**Try it:** Find and copy the lines in the records beneath this task that contain the word "montant".

**Source material:**

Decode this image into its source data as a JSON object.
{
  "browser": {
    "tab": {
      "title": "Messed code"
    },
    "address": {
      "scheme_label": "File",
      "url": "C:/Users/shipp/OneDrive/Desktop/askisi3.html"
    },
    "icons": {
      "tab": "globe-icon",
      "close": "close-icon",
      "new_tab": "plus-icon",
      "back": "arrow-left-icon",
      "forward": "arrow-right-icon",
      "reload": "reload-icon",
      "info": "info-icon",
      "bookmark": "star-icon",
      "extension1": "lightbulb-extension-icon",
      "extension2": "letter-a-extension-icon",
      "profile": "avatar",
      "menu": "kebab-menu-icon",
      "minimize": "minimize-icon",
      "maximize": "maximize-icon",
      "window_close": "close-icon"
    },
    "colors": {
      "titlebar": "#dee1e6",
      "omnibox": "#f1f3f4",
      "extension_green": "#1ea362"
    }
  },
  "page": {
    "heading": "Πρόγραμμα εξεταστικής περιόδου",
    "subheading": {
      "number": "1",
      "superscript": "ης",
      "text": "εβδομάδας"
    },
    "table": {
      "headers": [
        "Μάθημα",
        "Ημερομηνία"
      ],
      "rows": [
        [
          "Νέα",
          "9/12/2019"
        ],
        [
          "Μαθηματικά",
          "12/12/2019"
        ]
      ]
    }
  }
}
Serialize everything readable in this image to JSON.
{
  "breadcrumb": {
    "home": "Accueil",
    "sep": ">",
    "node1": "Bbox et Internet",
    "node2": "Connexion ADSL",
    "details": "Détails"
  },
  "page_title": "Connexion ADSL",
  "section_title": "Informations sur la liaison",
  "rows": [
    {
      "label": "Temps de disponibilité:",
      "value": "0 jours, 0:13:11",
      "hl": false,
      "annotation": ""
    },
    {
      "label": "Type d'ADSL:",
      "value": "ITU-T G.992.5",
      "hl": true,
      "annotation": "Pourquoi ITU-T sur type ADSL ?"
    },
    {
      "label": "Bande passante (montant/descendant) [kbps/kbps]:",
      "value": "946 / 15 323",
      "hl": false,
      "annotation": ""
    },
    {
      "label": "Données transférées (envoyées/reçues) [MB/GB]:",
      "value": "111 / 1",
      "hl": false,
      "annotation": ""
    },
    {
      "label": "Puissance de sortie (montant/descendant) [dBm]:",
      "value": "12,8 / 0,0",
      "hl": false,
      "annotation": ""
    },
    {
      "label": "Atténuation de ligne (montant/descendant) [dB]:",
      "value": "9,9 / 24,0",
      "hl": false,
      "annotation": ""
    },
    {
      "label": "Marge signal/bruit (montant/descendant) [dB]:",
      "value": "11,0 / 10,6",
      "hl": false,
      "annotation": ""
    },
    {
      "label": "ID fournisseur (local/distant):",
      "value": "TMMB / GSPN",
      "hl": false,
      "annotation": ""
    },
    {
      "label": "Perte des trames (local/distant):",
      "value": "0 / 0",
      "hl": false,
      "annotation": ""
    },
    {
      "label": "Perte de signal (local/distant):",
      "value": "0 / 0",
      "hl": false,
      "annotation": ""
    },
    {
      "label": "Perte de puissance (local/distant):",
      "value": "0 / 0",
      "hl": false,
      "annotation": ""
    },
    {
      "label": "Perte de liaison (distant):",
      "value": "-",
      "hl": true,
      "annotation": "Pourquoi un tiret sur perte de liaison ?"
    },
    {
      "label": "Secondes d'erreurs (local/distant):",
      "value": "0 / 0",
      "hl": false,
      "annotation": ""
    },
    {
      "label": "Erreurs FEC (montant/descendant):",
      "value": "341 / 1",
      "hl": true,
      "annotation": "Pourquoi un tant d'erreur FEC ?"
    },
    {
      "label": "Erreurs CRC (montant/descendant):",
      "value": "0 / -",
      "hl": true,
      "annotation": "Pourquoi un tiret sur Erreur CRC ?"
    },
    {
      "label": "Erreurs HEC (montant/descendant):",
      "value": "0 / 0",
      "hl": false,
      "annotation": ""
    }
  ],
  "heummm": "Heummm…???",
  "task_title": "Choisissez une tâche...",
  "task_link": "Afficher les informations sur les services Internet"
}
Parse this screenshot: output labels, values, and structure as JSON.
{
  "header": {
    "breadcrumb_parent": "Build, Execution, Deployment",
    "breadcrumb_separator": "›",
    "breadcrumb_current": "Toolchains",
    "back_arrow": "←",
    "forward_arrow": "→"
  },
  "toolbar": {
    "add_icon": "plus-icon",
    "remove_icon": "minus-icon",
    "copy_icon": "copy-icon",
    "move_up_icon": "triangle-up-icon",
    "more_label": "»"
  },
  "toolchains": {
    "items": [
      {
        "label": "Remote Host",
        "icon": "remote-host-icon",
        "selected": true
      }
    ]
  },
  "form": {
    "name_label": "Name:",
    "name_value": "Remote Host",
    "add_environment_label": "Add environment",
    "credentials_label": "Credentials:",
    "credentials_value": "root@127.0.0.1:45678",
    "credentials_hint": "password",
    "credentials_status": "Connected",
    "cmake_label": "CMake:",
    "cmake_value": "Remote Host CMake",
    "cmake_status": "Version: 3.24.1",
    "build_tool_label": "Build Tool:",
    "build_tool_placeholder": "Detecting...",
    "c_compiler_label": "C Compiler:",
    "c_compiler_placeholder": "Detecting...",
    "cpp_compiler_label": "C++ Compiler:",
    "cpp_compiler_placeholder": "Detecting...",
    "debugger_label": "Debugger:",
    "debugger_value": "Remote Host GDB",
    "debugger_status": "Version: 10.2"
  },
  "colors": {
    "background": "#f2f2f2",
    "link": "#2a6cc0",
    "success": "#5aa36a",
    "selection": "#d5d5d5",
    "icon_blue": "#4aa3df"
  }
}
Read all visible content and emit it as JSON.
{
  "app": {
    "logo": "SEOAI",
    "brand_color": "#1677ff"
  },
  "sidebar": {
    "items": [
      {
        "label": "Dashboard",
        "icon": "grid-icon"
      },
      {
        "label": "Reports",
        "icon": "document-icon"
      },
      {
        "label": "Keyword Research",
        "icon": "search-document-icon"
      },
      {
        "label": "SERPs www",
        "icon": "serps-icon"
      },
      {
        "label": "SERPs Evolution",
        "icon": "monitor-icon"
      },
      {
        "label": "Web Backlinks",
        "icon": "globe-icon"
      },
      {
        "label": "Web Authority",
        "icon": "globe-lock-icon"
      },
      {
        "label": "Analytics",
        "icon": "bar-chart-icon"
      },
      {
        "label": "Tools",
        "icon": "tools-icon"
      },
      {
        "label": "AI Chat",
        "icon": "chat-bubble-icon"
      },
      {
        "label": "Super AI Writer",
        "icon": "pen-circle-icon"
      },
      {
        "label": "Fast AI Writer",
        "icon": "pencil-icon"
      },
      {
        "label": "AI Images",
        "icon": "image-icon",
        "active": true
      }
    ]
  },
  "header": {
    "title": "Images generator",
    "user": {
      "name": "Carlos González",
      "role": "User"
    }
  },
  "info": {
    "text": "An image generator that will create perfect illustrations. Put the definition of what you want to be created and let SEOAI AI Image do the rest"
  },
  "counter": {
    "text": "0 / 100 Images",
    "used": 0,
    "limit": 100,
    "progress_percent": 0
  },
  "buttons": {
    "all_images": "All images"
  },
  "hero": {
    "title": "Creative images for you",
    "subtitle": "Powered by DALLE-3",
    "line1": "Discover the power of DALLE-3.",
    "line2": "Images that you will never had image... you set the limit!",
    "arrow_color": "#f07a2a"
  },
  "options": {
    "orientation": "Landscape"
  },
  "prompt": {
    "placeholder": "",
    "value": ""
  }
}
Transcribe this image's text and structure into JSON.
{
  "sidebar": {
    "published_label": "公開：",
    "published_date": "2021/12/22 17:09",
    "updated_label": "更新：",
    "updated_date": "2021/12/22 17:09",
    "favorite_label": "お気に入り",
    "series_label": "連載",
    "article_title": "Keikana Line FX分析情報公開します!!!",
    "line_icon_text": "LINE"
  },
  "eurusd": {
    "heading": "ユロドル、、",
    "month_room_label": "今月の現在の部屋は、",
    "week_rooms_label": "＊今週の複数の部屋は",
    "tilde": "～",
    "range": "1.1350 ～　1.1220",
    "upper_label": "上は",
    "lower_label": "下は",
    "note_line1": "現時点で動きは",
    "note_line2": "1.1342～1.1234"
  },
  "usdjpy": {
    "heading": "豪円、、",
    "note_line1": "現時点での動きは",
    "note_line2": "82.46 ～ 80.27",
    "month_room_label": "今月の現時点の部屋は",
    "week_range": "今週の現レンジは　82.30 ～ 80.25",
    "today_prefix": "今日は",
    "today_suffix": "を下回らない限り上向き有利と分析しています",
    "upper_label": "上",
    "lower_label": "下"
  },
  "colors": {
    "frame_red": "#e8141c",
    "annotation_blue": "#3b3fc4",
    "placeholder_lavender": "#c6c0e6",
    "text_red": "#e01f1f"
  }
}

**Answer box:**
      "label": "Bande passante (montant/descendant) [kbps/kbps]:",
      "label": "Puissance de sortie (montant/descendant) [dBm]:",
      "label": "Atténuation de ligne (montant/descendant) [dB]:",
      "label": "Marge signal/bruit (montant/descendant) [dB]:",
      "label": "Erreurs FEC (montant/descendant):",
      "label": "Erreurs CRC (montant/descendant):",
      "label": "Erreurs HEC (montant/descendant):",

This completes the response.